Hayakawa grew up in what is now Minamibōsō on the Chiba Peninsula, near Tokyo. His parents pushed him toward a military career, but a ruptured eardrum disqualified him for combat service, a shame that caused the teenaged Hayakawa to attempt suicide.
He later traveled to the University of Chicago to study economics. There, he excelled as an athlete. After graduation he began to make his way back to Japan but was waylaid in Los Angeles, where he caught the acting bug.
He eventually became a marquee name, one of early silent film’s biggest stars. In 1915 — after the success of Cecil B. DeMille’s “The Cheat,” wherein Hayakawa played a wealthy, manipulative suitor of a married woman — he became one of the highest-paid actors in Hollywood.
In 1918, Hayakawa started his own production company, Hayworth Pictures. He produced 22 films, all starring himself. “The Dragon Painter” is one of the very few that survive. It was recently restored by the Eastman House in New York.
His films, however, did not play well in his native Japan because his characters often played up Japanese stereotypes.
“He ended up finding himself in a position where he wasn’t Japanese enough for Japan, and not American enough for America,” said Buscher. “Sadly, a lot of Asian-Americans can still relate to that.”

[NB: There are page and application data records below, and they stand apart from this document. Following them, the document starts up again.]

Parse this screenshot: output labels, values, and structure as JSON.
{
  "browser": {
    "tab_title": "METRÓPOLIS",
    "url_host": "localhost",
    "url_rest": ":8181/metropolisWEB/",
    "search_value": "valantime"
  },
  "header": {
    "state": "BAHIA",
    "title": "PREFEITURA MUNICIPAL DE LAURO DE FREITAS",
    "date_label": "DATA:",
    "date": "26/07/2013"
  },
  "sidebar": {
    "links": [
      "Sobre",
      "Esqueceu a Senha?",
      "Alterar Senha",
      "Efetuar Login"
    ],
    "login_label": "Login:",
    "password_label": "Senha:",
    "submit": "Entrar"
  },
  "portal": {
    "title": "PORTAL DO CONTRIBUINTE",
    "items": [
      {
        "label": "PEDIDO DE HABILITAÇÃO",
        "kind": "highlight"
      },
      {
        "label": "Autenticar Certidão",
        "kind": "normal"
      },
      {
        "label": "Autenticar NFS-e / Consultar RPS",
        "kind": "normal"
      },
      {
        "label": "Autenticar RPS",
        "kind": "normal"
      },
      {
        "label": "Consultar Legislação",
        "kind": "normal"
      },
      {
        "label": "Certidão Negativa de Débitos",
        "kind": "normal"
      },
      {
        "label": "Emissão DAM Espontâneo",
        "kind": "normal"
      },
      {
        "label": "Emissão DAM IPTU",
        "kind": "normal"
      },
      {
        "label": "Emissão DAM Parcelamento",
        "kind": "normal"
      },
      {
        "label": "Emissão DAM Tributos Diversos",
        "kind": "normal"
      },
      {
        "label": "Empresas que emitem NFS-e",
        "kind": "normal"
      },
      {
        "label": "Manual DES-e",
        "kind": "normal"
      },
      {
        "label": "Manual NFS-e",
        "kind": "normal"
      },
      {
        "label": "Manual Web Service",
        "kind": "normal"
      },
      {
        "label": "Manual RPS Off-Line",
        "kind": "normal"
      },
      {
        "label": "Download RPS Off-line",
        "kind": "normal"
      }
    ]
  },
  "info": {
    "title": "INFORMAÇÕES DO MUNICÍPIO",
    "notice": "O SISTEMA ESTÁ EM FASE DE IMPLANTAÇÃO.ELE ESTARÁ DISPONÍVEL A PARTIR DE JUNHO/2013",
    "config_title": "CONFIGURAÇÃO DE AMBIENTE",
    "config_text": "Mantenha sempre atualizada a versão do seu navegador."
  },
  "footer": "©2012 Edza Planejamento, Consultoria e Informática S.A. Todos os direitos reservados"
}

When Buscher began researching Hayakawa about a year ago to program the film festival, he discovered that even people on the Asian-American film circuit had never heard of him. His star faded with his looks, although he did have a role in David Lean’s Oscar-winning film, “Bridge on the River Kwai,” playing the brutal Japanese commander of a World War II POW camp.
Hayakawa’s off-screen life was perhaps more turbulent than that on-screen. From a suicidal teenager to the toast of Hollywood, he married his on-screen love interest from “The Dragon Painter,” Tsuro Aoki, but fathered a child with a mistress. He and Aoki would later adopt the child.
He abandoned his Hollywood career, bouncing around Europe and Japan on acting gigs, sometimes supporting himself by selling watercolors.
“One of my favorite stories — during World War II, he was in France when it was overrun by the Nazis. So he ended up spending World War II fighting the Nazis as part of the French Resistance,” said Buscher.
As the opening night film of the Asian American Film Festival, “The Dragon Painter” will be presented with a new score composed and performed live by Goh Nakamura, a Japanese-American indie pop songwriter based in San Francisco.
Nakamura has put out several albums under his own name, and contributed soundtracks to a handful of Ridley Scott films. Performing solo, occasionally accompanied by prerecorded tracks, he will play a variety of instruments including electric guitar, vibes, and the taishogoto, — a Japanese harp.
“It’s sort of all over the place,” admitted Nakamura.
While composing for the film, Nakamura discovered Hayakawa was unique among silent film actors, who often tend to overact in order get their point across without language. Instead, Hayakawa was subtle, acting with his eyes.
“It’s a different game. A lot of it is in his face,” said Nakamura. “It’s incredible. He totally makes the movie.”
The festival had been searching for a project that would bring Nakamura to Philadelphia, and “The Dragon Painter” fit the bill.
“Considering this is a 100-year-old film he wanted to make it relevant again,” said Buscher. “Doing an unorthodox music choice for the soundtrack is going to do just that.”
The Asian American Film Festival is hoping to bring back the legacy of Hayakawa, who faced the same cultural stereotypes a century ago that many Asian-Americans deal with today.